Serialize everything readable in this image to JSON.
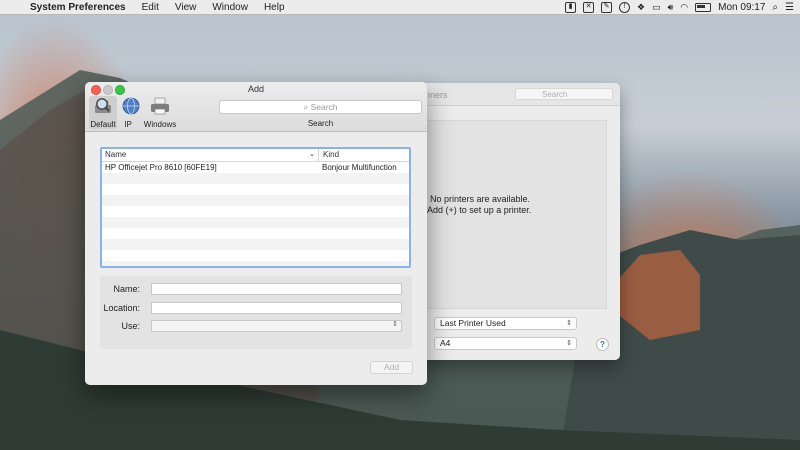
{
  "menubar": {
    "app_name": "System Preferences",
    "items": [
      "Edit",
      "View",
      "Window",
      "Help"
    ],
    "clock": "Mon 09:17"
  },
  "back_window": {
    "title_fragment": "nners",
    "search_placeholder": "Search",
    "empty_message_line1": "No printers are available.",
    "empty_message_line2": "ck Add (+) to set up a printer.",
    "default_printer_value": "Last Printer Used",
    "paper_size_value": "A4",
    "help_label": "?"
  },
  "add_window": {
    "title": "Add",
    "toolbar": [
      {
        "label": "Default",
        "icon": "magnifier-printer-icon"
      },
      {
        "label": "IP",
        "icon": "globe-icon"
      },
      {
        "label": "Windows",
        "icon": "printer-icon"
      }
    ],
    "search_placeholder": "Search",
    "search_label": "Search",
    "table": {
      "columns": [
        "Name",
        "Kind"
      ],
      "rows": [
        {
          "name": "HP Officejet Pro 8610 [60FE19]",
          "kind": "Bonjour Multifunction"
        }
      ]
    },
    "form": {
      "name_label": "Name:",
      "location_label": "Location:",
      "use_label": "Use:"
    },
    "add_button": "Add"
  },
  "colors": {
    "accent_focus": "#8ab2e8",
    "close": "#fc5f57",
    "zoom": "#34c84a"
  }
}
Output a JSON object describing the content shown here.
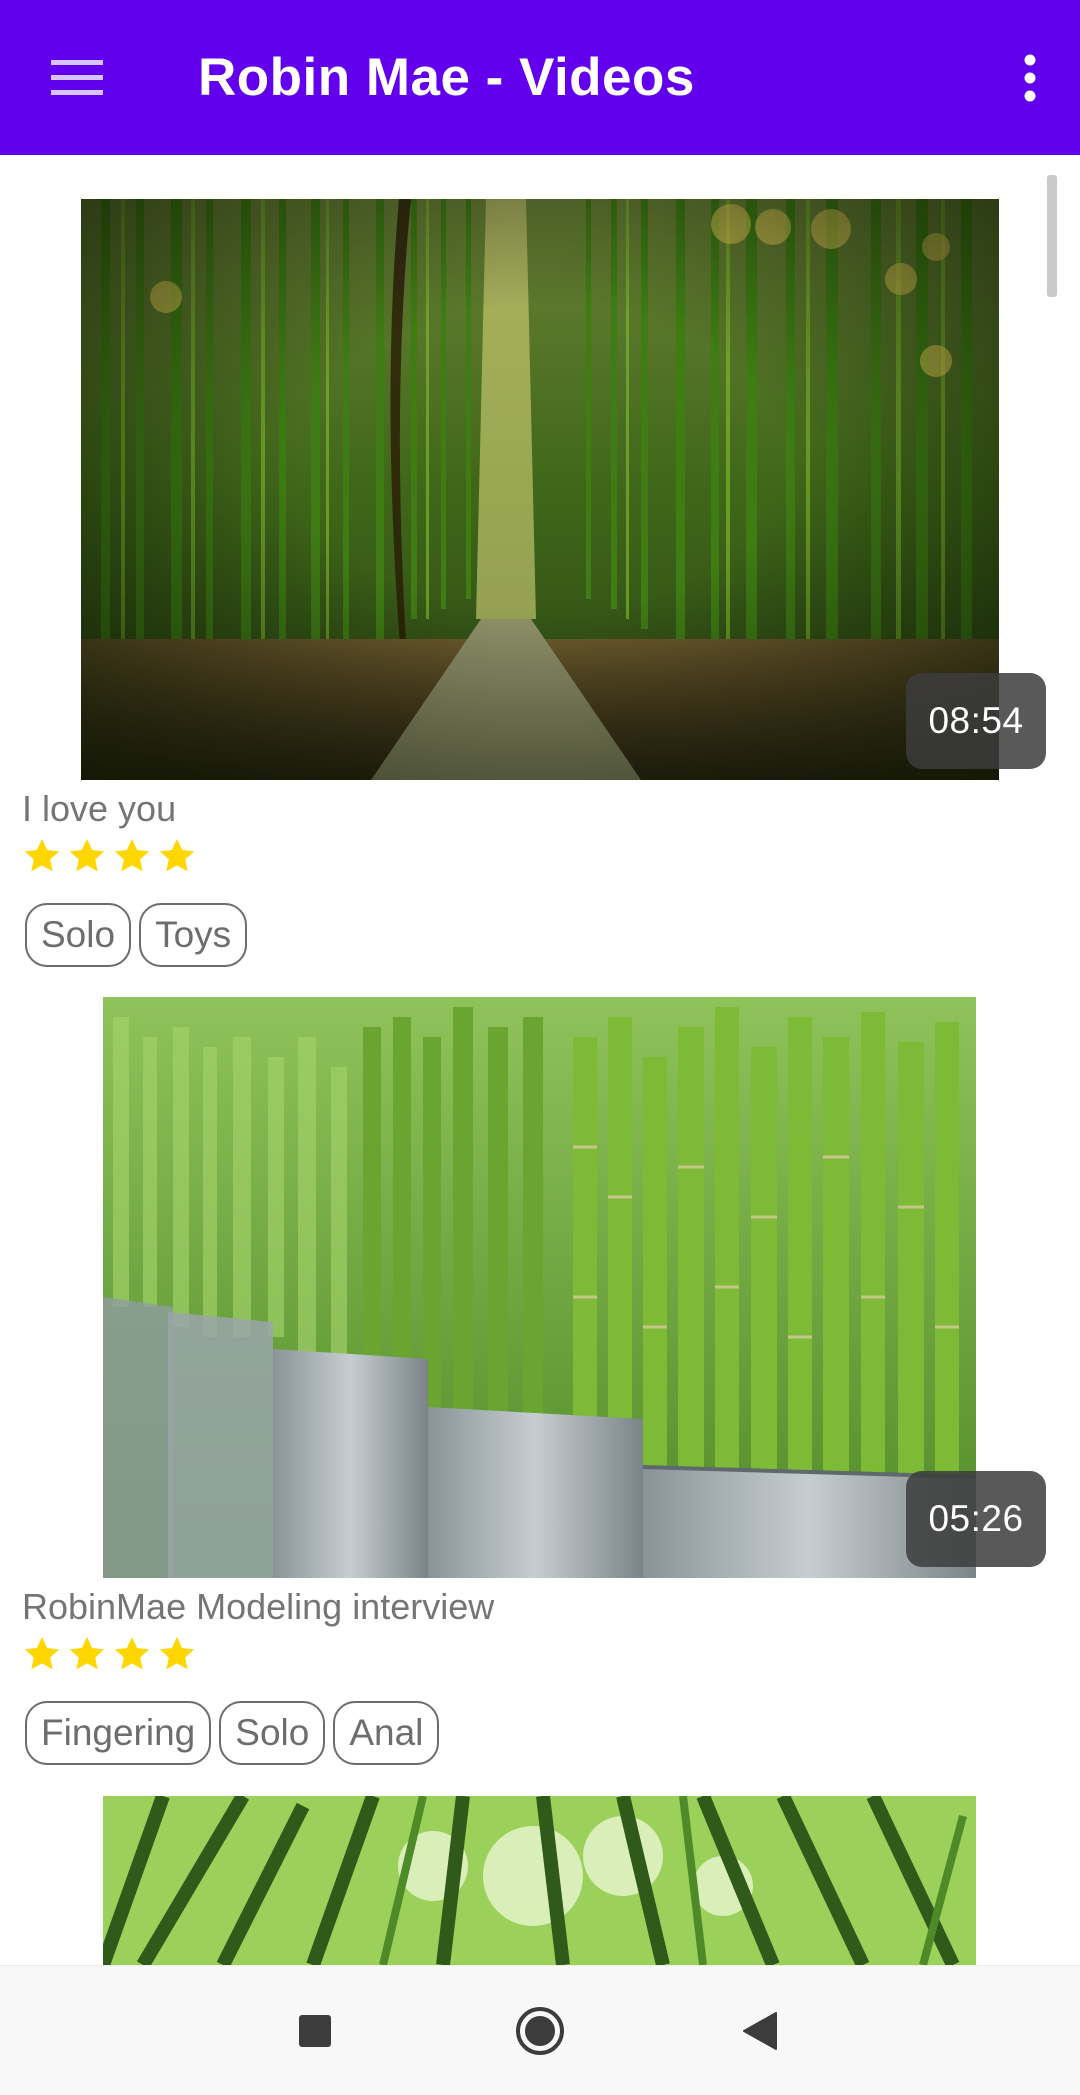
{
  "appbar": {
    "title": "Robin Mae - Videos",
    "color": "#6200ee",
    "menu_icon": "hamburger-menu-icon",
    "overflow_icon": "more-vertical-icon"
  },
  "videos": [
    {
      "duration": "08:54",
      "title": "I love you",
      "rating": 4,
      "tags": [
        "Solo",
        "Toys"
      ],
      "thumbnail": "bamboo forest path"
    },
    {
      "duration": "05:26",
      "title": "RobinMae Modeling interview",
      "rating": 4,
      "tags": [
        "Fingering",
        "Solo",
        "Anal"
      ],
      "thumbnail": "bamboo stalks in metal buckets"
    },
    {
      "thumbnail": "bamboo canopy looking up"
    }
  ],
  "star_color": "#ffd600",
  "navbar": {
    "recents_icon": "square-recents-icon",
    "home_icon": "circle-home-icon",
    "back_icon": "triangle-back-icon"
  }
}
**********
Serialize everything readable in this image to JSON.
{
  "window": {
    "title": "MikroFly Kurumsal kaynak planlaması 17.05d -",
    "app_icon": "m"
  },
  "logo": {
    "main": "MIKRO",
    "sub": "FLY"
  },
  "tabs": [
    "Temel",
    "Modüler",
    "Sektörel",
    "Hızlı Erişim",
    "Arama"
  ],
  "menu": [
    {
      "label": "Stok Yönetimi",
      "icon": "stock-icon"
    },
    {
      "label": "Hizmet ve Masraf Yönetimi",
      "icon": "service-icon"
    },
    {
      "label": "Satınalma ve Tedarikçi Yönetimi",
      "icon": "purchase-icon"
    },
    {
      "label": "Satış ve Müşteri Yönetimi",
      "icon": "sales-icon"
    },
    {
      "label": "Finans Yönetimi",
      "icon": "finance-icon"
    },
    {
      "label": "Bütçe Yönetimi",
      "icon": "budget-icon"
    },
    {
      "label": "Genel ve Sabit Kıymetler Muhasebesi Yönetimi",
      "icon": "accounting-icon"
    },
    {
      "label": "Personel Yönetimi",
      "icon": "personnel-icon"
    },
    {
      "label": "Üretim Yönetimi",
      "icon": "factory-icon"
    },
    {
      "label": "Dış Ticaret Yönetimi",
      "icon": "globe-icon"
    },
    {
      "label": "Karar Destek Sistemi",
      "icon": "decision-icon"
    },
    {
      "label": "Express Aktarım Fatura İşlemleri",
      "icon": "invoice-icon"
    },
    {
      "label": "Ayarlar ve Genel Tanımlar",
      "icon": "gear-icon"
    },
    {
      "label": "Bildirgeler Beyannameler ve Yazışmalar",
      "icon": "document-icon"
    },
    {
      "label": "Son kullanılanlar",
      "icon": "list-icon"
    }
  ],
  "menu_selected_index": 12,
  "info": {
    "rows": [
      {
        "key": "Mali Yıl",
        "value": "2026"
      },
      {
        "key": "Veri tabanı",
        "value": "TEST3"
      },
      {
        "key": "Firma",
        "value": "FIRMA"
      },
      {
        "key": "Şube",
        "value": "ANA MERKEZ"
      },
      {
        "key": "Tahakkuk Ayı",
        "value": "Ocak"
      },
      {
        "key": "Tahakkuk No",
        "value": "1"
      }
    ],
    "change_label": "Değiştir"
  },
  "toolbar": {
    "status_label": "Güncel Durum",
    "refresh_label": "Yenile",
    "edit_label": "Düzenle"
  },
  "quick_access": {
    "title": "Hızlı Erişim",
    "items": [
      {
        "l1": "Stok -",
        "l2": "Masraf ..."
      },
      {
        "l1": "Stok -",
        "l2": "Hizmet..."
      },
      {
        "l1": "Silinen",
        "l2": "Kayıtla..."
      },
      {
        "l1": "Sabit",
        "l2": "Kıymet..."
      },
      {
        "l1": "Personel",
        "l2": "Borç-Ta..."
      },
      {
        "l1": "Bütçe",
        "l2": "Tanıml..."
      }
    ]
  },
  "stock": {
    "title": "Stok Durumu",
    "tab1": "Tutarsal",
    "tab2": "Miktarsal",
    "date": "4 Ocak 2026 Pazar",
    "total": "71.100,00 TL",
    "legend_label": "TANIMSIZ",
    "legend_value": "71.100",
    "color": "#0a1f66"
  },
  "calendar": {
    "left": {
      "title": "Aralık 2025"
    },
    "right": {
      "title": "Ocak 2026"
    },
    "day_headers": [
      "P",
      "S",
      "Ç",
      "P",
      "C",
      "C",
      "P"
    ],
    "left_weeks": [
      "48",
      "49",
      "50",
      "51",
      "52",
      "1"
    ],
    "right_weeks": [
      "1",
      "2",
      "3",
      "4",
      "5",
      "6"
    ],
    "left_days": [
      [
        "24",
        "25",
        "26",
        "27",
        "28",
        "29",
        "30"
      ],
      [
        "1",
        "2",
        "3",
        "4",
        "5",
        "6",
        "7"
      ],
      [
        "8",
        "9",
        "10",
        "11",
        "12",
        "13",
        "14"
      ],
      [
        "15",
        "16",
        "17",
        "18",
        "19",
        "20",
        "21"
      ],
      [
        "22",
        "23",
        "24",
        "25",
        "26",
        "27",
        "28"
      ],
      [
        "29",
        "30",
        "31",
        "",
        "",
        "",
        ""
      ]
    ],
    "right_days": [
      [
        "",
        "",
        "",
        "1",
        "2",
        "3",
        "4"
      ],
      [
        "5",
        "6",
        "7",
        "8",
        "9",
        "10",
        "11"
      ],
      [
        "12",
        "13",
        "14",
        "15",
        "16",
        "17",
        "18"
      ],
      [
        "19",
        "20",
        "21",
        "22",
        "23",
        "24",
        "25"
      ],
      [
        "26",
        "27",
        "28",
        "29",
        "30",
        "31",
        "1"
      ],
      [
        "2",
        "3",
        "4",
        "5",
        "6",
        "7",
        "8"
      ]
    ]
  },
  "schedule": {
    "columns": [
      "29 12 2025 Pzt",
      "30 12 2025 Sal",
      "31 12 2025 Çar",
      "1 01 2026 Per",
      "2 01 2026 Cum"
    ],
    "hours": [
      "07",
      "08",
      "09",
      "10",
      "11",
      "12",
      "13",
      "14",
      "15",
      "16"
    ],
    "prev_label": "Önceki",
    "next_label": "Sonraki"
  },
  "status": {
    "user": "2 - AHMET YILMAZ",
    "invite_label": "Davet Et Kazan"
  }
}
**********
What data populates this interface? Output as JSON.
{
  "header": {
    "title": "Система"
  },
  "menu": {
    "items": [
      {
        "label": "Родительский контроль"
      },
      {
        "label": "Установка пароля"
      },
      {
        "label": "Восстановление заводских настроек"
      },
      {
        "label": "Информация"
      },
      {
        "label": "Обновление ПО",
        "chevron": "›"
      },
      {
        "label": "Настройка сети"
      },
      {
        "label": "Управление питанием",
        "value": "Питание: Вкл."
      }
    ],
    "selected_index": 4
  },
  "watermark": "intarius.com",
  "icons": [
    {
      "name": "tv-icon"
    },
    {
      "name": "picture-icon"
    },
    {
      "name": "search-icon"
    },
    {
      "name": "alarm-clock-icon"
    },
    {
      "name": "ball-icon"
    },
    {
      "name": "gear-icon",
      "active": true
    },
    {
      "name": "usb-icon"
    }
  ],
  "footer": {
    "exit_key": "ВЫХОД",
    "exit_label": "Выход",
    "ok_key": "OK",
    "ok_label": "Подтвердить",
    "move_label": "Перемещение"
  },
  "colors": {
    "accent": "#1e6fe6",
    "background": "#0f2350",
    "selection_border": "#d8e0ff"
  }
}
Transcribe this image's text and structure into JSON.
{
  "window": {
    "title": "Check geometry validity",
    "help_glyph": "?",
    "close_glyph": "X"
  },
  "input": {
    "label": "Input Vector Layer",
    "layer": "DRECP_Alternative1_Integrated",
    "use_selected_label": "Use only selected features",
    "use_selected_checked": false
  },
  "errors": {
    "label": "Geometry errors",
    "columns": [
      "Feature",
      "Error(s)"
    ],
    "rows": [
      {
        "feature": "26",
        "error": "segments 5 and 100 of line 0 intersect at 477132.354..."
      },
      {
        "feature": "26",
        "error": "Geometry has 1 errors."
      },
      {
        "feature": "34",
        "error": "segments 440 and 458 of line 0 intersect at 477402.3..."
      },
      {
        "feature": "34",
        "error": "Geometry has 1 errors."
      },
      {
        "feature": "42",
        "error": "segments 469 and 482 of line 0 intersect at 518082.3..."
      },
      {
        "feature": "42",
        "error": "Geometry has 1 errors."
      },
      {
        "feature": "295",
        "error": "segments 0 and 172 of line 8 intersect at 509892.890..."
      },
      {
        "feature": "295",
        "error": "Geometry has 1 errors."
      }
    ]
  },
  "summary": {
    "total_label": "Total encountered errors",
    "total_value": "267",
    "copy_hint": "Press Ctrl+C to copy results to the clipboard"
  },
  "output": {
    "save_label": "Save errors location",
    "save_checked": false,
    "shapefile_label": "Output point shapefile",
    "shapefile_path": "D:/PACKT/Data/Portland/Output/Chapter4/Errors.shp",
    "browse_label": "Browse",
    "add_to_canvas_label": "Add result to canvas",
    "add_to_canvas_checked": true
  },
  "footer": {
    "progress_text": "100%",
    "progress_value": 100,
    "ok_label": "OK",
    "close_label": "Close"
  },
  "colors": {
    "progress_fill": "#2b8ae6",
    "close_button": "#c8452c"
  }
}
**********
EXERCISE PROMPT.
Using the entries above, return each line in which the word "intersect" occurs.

TASK RESPONSE.
        "error": "segments 5 and 100 of line 0 intersect at 477132.354..."
        "error": "segments 440 and 458 of line 0 intersect at 477402.3..."
        "error": "segments 469 and 482 of line 0 intersect at 518082.3..."
        "error": "segments 0 and 172 of line 8 intersect at 509892.890..."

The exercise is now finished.